b) Managing increased tourism
The State Party reports that the Management Plan for 2007-2016 includes consideration of sustainable tourism, eco-tourism, carrying-capacity, tourism management, and community participation. The report further notes that the Tourism, Recreation and Interpretation Plan is part of the 10 year Management Plan and provides for 8 activities including ecotourism and promoting gateway cities to manage tourism sites within the property.
The World Heritage Centre and IUCN note that the State Party provides little detail on how the Tourism, Recreation and Interpretation Plan will ensure sustainable management of increased tourism pressure. They recommend that the State Party request assistance in designing an effective tourism management plan for the property. The World Heritage Centre and IUCN would be pleased to provide advice to the State Party in this regard. IUCN recalls that the State Party’s 2007 status report noted that tourist visits had doubled from 700,000 in 2001 to 1.4 million in 2006, and that such high visitor levels could affect the integrity of the property and should be managed through appropriate visitor use planning, based on the carrying-capacity of the property.
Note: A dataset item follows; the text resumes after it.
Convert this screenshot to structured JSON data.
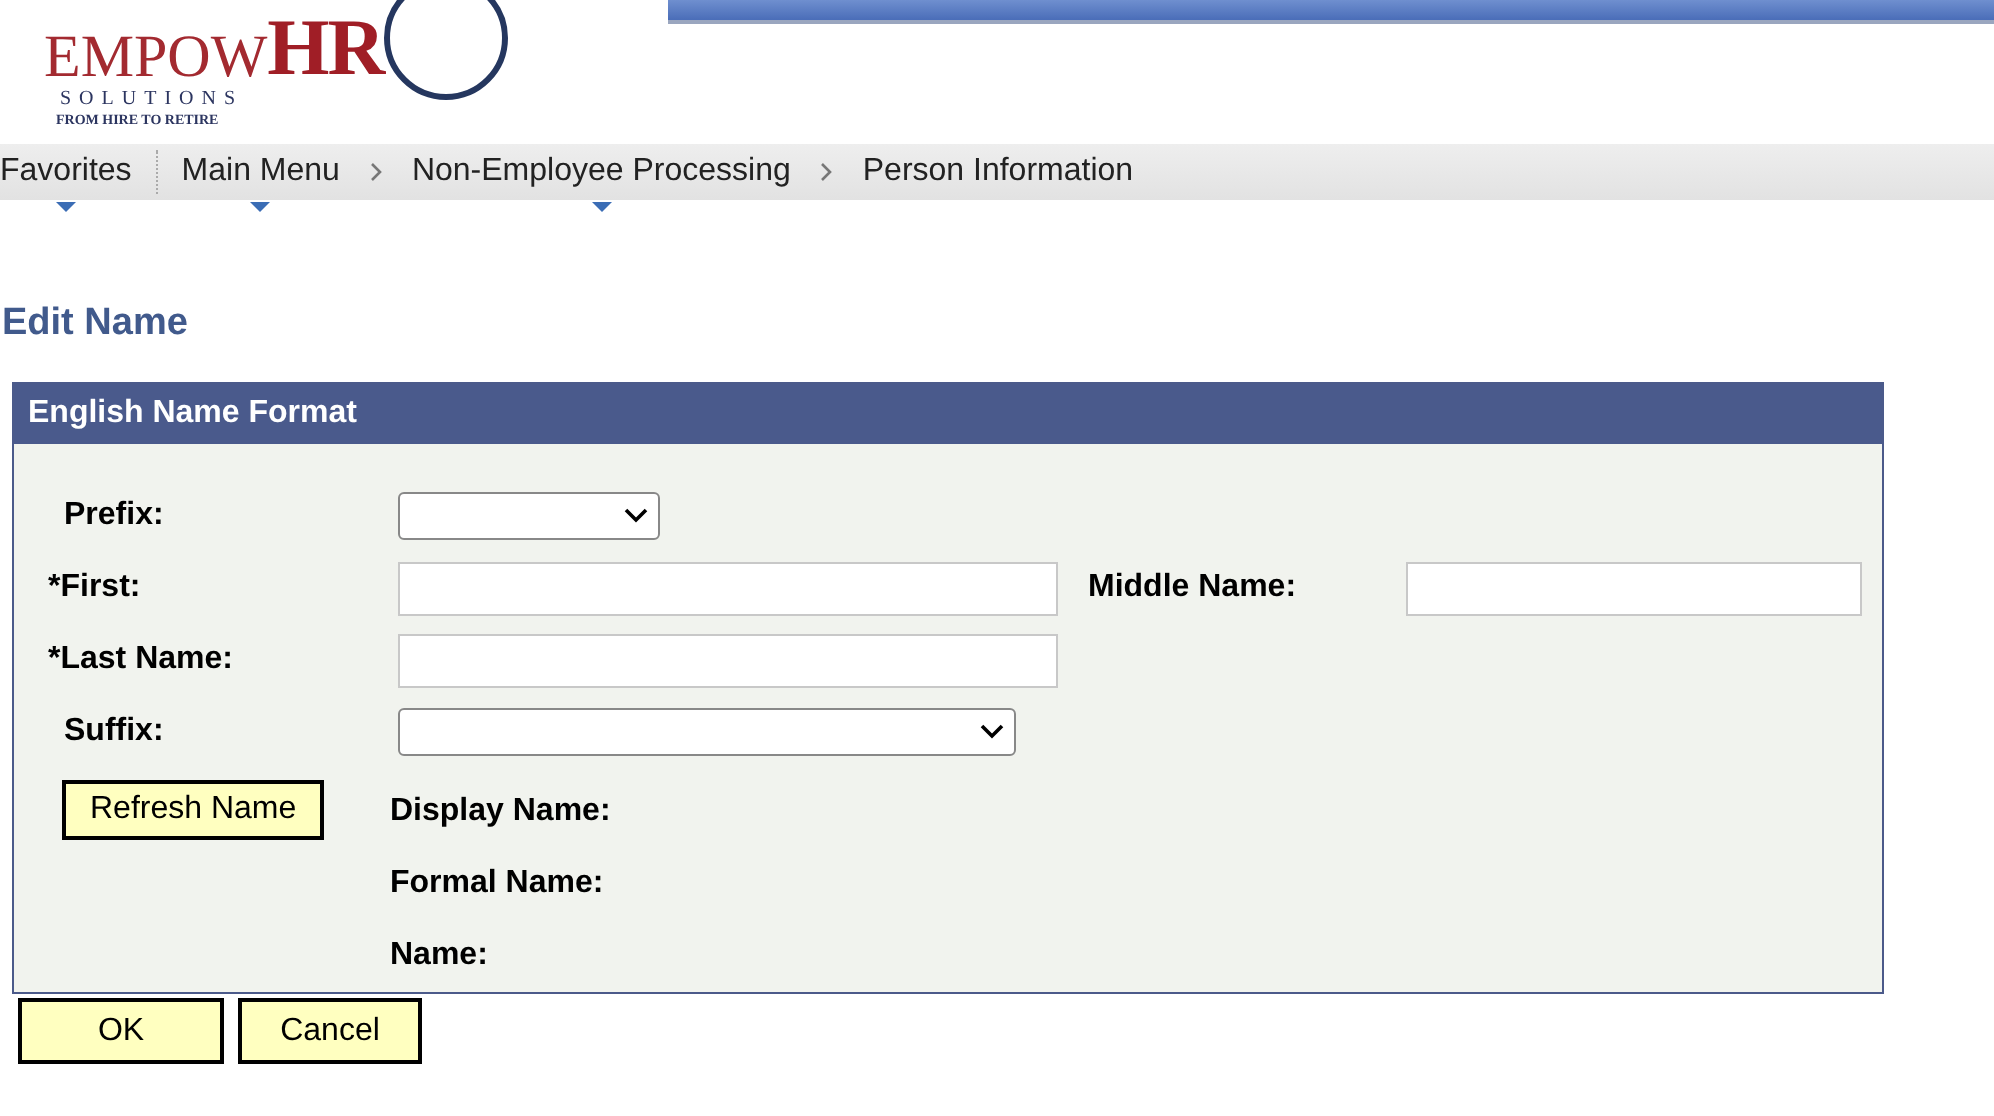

c) Other conservation issues of concern
IUCN has received reports that agricultural encroachment is occuring within the property on the north side of Thap Lan National Park and recommends that the State Party take action to investigate this issue, and to ensure that such encroachment is not allowed within the property. IUCN further recommends the State Party closely monitor the level of encroachement in all protected areas within the sites, in conjunction with activities to measure and monitor Thailand’s forest resources, and also to consider the opportunities to integrate forest conservation within international programmes, including Reducing Emissions from Deforestation and Forest Degradation in Developing Countries (REDD)..